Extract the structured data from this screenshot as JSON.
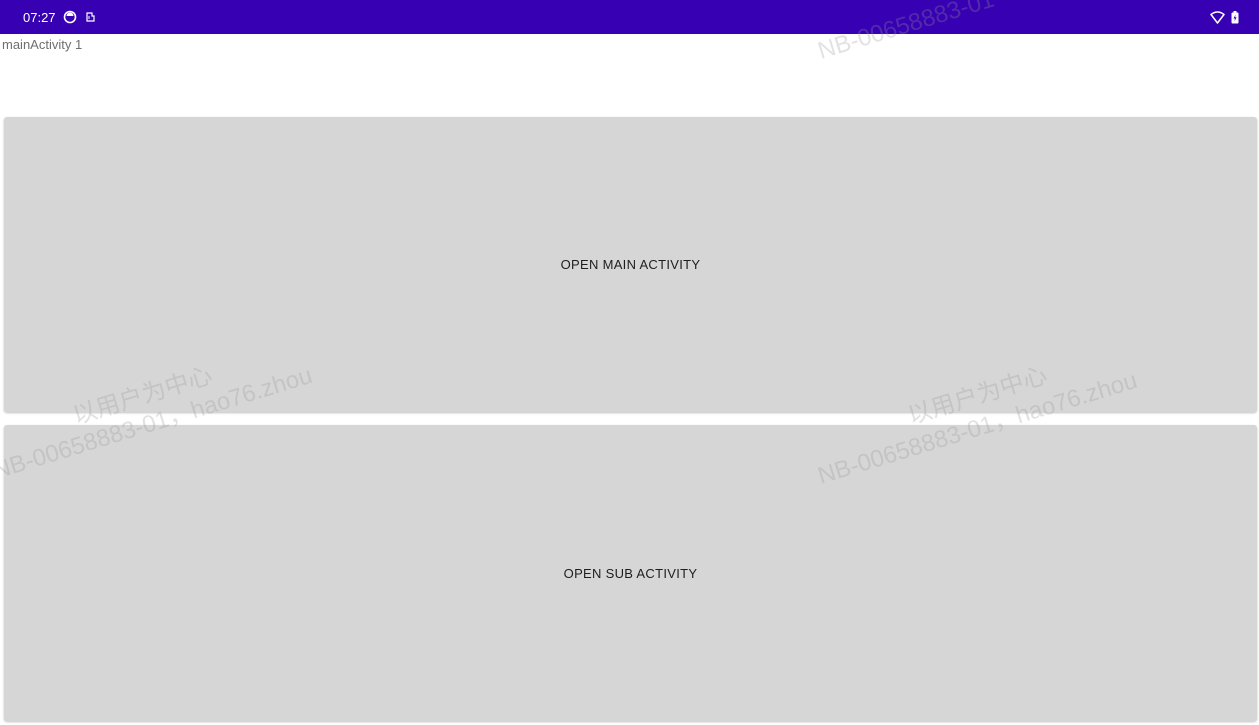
{
  "colors": {
    "status_bar": "#3700b3",
    "button_bg": "#d6d6d6",
    "button_text": "#1e1e1e",
    "label_text": "#6f6f6f",
    "page_bg": "#ffffff"
  },
  "status_bar": {
    "time": "07:27",
    "left_icons": [
      "sync-circle-icon",
      "sd-card-icon"
    ],
    "right_icons": [
      "wifi-icon",
      "battery-icon"
    ]
  },
  "app": {
    "label": "mainActivity 1"
  },
  "buttons": {
    "open_main": "OPEN MAIN ACTIVITY",
    "open_sub": "OPEN SUB ACTIVITY"
  },
  "watermark": {
    "line1": "以用户为中心",
    "line2": "NB-00658883-01，hao76.zhou",
    "line3": "NB-00658883-01"
  }
}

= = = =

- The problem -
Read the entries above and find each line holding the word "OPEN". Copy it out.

- Reply -
    "open_main": "OPEN MAIN ACTIVITY",
    "open_sub": "OPEN SUB ACTIVITY"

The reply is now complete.